The problem is that every shot is different so you need a decent toolset that can tackle a wide variety of situations. MatchMover Pro offers a good set of tools for manually placing tracking points and fine-tuning the resulting data. There is a fully automatic system built-in as well. By choosing the Automatic Tracking command, the loaded footage is automatically scanned for features and tracked in 2D.

Once the software has calculated the appropriate points, exporting 3D data is quite literally a push-button process. You just have to wait a while (depending on the length of the sequence and how complex the motion is) before your 3D camera data is ready for use. For simple camera pans or still handheld shots this works quite well, plus it automatically adds new tracking points as they come into shot, which saves a lot of time. When you choose Automatic Tracking in MatchMover you get a small panel with just a few options.

You can choose to perform just the 2D tracking or the 3D calibration as well, plus you can decide to switch from the default (and faster) greyscale tracking, which utilizes only the average brightness of the pixels, to colour tracking which tracks the three RGB channels using a default weighting scheme. The latter option is slower but more accurate and can be useful when a sequence has low contrast.

On the right track

Autotracking is acceptable in some circumstances, but MatchMover can do a lot more. Using MatchMover Pro’s built-in masks, you can isolate certain elements in the footage and track them separately. This allows you to track a scene that has a moving rigid object (such as a moving vehicle), and even track both the moving background and a moving object – footage taken from a car following another car, for example. By creating moving mattes around the rigid object, you prevent it from interfering with the background calculation and vice versa.

MatchMover allows you to perform motion capture too. Using footage of a person filmed from different angles simultaneously, MatchMover can be used to extract the motion of the person in 3D. This can be done for facial motion capture too.

RealViz has improved the interface of MatchMover Pro in version 3. There is a dual-mode menu at the top that switches between a simple layout and a myriad of panels. It’s well-designed and laid out, but if you want to make changes to the interface it’s now possible to customize it. Other improvements include better OpenGL support including transparency, smooth shading, and backface culling.

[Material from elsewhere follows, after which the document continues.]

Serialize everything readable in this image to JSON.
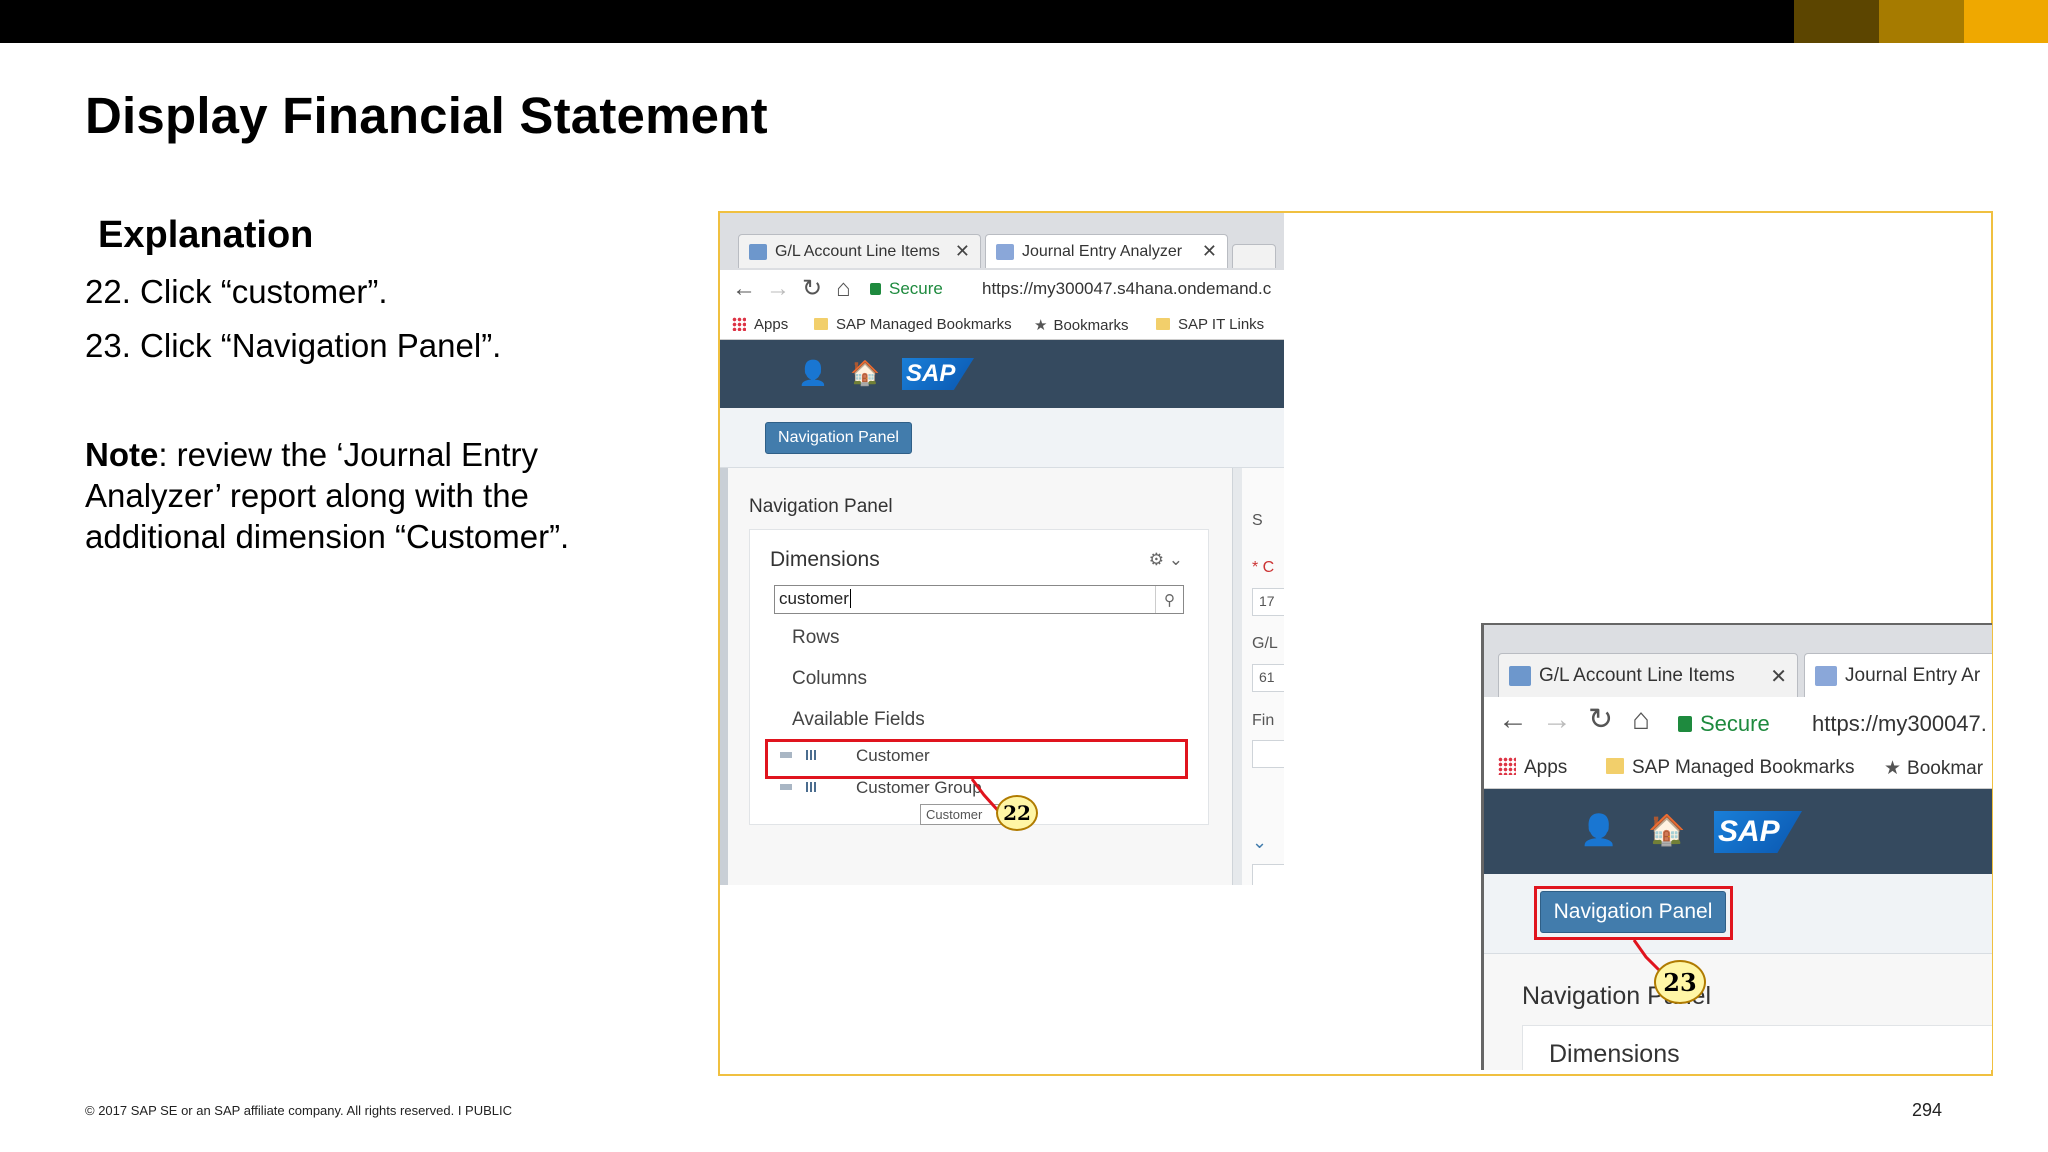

This is particularly useful when importing complex models to aid in scenes that don’t have much parallax information. RealViz claims the calibration has been improved in version 3, but it’s not a noticeable leap. There doesn’t seem to be any speed improvements on previous versions either.

MatchMover Pro is great to use, and features just about everything a high-end motion-tracking system should. There are some glitches though – notably a little instability running under OS X. There was also a bug that caused the interface to collapse to an unusable state when changing back from full-screen mode to the previous layout, forcing you to quit and restart the program. It was possible to lose the 3D scene entirely when viewing a 3D window. None of the view commands such as Reset Zoom, Fit to Selection or Fit to Viewport would rectify the situation, either.

MatchMover Pro 3 is an expensive piece of software, so it’s reserved for large post-production facilities and those that can afford to pay the hefty price tag. Bugs aside, MatchMover is a great package but has some stiff competition from auto-trackers such as Boujou and PFTrack from newcomers The Pixel Farm. However, MatchMover is an established product and brand, and has the solid workflow and toolset that will satisfy video professionals.